## WORK INSTRUCTIONS:
When a line in the data below includes "lake", pick it out and copy it.

··· DATA FOR THIS TASK

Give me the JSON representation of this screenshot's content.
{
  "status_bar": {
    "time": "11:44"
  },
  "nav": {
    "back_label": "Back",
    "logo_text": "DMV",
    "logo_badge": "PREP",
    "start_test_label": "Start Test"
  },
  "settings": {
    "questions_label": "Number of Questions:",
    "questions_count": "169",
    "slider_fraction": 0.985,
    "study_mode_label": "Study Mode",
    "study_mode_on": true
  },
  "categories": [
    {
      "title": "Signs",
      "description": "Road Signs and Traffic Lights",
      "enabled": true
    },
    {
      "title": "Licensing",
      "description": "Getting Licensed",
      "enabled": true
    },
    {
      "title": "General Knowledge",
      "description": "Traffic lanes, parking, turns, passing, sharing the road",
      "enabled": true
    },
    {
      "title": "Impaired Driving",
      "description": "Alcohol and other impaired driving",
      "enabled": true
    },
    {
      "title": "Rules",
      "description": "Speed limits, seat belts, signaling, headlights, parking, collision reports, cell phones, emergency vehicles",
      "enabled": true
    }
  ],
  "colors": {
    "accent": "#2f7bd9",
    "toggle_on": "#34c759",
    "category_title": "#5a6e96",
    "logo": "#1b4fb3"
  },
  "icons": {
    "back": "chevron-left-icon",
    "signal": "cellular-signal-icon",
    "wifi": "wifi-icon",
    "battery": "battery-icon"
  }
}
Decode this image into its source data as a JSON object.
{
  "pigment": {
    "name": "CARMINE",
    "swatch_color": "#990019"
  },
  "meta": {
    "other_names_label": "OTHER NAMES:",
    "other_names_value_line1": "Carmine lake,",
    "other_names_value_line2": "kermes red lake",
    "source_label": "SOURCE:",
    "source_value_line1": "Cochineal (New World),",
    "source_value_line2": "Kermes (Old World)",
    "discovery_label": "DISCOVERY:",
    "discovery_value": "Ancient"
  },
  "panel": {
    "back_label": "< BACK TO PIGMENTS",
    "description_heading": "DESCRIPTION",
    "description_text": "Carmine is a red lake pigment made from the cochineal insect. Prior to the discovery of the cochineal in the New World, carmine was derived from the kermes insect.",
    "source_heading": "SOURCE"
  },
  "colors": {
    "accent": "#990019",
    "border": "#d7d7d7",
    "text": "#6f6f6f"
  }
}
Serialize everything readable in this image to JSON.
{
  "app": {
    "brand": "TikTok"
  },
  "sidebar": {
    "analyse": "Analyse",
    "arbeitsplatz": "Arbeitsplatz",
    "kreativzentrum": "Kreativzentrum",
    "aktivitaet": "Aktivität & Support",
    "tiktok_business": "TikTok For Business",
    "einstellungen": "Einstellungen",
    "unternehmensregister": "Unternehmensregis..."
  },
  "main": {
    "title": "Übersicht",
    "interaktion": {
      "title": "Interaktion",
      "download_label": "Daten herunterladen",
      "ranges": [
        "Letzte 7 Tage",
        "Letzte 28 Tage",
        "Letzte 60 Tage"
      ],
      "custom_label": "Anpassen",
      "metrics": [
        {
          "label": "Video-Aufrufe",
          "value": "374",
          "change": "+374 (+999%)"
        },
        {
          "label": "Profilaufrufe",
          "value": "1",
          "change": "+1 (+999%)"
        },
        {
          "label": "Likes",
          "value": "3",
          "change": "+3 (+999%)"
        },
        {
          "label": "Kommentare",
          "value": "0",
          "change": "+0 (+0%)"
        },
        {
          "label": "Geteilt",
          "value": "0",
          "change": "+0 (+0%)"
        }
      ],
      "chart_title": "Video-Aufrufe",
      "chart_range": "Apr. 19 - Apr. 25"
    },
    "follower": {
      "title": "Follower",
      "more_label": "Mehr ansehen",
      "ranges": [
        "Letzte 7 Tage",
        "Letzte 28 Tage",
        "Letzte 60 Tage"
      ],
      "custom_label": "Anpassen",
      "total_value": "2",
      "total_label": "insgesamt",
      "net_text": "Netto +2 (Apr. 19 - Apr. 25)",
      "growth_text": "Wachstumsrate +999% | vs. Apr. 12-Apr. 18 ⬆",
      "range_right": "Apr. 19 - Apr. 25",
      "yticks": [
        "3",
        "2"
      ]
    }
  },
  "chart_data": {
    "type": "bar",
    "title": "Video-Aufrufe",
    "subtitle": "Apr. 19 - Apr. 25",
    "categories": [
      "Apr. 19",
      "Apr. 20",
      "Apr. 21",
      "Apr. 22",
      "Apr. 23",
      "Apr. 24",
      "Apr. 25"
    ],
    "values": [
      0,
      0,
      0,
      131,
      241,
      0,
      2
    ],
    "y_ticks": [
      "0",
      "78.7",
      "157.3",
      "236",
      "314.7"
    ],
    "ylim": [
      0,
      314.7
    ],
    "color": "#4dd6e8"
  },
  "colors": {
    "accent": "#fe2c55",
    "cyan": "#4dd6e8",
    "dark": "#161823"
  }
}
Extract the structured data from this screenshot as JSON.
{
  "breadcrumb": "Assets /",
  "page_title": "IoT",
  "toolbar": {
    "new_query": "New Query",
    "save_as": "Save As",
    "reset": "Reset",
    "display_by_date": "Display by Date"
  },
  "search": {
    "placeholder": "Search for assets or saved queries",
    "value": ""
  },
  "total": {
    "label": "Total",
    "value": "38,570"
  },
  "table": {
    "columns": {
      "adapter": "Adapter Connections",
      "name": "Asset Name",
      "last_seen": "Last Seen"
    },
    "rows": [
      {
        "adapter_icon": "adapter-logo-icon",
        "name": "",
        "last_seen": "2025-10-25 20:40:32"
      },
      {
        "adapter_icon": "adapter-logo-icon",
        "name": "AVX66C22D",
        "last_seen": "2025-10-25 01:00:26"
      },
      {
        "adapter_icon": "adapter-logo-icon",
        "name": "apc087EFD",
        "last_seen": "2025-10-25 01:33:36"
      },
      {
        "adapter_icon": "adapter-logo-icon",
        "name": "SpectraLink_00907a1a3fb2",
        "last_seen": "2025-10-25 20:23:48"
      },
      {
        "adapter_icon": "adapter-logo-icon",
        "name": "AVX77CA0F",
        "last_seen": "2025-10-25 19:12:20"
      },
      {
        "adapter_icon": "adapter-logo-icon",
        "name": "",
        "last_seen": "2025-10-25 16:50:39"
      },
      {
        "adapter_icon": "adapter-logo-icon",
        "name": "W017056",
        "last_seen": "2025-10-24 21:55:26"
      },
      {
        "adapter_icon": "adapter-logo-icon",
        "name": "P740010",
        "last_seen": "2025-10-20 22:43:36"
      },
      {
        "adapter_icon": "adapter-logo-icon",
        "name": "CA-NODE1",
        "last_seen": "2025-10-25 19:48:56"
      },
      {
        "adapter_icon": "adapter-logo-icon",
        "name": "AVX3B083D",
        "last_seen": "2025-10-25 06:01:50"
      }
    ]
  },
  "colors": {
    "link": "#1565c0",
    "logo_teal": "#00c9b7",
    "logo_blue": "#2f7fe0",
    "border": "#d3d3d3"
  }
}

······

## RESULT FOR THIS TASK:
    "other_names_value_line1": "Carmine lake,",
    "other_names_value_line2": "kermes red lake",
    "description_text": "Carmine is a red lake pigment made from the cochineal insect. Prior to the discovery of the cochineal in the New World, carmine was derived from the kermes insect.",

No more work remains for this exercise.